Task inputs
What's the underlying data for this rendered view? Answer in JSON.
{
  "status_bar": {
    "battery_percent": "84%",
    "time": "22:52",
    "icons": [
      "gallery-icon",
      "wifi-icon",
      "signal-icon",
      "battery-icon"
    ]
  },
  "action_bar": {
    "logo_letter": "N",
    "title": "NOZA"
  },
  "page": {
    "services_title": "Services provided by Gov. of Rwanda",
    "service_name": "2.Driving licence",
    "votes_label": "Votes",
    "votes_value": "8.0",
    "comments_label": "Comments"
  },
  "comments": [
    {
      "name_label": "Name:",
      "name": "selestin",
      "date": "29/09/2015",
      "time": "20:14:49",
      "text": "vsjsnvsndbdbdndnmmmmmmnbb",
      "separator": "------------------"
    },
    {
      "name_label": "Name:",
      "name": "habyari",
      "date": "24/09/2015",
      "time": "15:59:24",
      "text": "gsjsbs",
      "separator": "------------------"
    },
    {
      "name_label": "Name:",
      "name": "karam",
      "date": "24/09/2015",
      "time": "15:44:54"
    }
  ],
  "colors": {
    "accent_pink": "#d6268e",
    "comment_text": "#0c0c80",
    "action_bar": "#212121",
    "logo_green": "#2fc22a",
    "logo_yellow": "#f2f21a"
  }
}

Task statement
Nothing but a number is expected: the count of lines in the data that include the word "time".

Output below
4